Do You Know The
UK Stop And Search Law
The UK stop and search law is quite well defined and both you and the police have specific rights to help, and protect both parties during a search.
The main thing to remember if you are ever in a situation is where a police officer tells you that you need to be searched is:
Being searched doesn’t mean you’re being arrested.
This article is aimed at us preppers, and as such, assumes your not someone who aimlessly carries drugs, firearms or a big knife around with you – instead I am generally talking prepping, bushcraft or survival tools.
As a prepper we generally have a different take on survival tools and survival weapon ownership, as we need certain weapons and tools to ensure complete preparation and readiness if there were to be an emergency survival scenario.
Police powers to stop and search: your rights
The police have powers to stop and question you at any time – they can search you depending on the situation.
A police community support officer (PCSO) must be in uniform when they stop and question you. A police officer doesn’t always have to be in uniform but if they’re not wearing uniform they must show you their warrant card.
A police officer has powers to stop you at any time and ask you:
- what you’re doing
- why you’re in an area and/or where you’re going
However, you don’t have to answer any questions the police officer asks you.
A police officer has powers to stop and search you if they have ‘reasonable grounds’ to suspect you’re carrying:
- illegal drugs
- a weapon
- stolen property
- something which could be used to commit a crime, eg a crowbar
You can only be stopped and searched without reasonable grounds if it has been approved by a senior police officer. This can happen if it is suspected that:
- serious violence could take place
- you’re carrying a weapon or have used one
- you’re in a specific location or area
Before you’re searched the police officer must tell you:
- their name and police station

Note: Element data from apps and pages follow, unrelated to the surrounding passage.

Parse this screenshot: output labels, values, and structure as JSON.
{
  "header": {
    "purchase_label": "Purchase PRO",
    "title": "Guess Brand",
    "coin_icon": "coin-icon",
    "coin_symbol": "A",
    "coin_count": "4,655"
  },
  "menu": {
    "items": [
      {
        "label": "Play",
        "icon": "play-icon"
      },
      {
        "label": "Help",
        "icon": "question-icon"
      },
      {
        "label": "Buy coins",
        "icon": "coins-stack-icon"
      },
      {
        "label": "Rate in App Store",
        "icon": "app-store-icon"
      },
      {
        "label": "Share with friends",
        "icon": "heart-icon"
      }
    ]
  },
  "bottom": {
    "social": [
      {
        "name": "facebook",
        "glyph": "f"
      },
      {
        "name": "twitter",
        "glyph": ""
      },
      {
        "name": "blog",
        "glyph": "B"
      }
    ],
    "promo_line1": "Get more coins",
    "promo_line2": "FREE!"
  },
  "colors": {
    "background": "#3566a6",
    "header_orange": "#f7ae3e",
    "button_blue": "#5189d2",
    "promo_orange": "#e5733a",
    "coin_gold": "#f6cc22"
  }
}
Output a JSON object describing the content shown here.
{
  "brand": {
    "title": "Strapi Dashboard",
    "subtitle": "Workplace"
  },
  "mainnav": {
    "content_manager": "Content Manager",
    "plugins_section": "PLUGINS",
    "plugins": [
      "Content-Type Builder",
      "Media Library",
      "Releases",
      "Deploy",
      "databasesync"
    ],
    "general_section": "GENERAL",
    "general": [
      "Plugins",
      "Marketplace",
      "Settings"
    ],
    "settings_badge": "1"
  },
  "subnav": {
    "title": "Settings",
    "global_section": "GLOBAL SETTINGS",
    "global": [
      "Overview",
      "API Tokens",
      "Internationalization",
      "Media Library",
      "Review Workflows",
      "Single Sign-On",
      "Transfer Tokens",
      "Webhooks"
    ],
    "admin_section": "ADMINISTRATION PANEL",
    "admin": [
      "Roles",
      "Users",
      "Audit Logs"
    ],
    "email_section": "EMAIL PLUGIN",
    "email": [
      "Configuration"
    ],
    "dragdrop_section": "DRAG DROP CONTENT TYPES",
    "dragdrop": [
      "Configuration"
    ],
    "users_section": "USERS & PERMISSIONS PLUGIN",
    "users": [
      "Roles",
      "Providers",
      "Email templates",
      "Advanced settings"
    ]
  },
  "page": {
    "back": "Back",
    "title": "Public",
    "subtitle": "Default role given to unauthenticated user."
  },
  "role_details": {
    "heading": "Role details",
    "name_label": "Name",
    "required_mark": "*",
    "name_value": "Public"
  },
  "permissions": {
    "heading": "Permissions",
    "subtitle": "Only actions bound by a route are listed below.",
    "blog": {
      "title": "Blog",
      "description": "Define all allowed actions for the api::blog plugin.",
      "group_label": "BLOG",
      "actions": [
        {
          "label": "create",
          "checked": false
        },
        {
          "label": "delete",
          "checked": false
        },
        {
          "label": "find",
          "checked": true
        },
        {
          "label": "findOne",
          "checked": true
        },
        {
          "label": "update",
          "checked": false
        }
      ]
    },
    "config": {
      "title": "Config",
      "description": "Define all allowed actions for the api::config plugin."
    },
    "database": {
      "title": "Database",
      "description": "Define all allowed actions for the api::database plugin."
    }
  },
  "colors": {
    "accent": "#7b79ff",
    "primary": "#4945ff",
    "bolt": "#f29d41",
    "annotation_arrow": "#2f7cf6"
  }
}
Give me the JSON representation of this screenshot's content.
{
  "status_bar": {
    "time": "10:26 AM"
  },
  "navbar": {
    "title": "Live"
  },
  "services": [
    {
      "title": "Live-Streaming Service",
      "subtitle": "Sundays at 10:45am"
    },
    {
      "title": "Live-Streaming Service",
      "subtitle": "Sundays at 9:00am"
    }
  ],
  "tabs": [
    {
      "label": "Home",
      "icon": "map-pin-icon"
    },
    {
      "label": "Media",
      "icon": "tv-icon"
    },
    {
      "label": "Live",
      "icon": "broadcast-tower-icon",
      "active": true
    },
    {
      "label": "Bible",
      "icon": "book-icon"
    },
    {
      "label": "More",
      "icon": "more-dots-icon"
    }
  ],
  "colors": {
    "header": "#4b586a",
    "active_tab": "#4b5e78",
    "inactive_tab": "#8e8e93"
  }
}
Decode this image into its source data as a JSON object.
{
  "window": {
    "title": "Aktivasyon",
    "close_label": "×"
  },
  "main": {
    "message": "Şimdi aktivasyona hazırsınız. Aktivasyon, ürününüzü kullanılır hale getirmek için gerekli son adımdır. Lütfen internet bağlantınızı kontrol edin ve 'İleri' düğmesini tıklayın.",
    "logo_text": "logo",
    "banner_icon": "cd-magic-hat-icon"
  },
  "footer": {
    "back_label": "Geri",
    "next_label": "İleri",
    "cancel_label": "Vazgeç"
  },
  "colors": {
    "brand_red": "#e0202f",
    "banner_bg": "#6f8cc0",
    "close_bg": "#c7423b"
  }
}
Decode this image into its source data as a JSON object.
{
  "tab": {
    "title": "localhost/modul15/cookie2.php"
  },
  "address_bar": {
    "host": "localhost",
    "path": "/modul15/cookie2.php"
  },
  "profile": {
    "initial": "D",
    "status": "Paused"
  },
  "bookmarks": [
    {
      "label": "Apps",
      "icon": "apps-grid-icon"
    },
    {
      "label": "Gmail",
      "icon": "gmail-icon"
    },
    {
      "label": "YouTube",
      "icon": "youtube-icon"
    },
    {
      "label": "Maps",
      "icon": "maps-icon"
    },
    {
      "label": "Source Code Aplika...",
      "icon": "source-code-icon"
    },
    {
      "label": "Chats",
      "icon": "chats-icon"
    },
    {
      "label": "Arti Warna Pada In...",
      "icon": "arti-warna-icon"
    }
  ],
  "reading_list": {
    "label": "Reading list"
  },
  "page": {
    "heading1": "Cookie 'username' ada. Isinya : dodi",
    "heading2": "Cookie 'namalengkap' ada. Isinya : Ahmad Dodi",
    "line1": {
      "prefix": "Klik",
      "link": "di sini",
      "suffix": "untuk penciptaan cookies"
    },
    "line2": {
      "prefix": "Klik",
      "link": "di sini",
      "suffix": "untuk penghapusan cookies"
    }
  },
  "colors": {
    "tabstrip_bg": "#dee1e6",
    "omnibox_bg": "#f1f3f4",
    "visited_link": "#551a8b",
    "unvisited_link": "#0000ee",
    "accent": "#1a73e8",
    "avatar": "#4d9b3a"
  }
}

- what they expect to find, eg drugs
- the reason they want to search you, eg it looks like you’re hiding something
- why they are legally allowed to search you
- that you can have a record of the search and if this isn’t possible at the time, how you can get a copy
A police officer can ask you to take off your coat, jacket or gloves.
The police might ask you to take off other clothes and anything you’re wearing for religious reasons – eg a veil or turban. If they do, they must take you somewhere out of public view.
If the officer wants to remove more than a jacket and gloves they must be the same sex as you.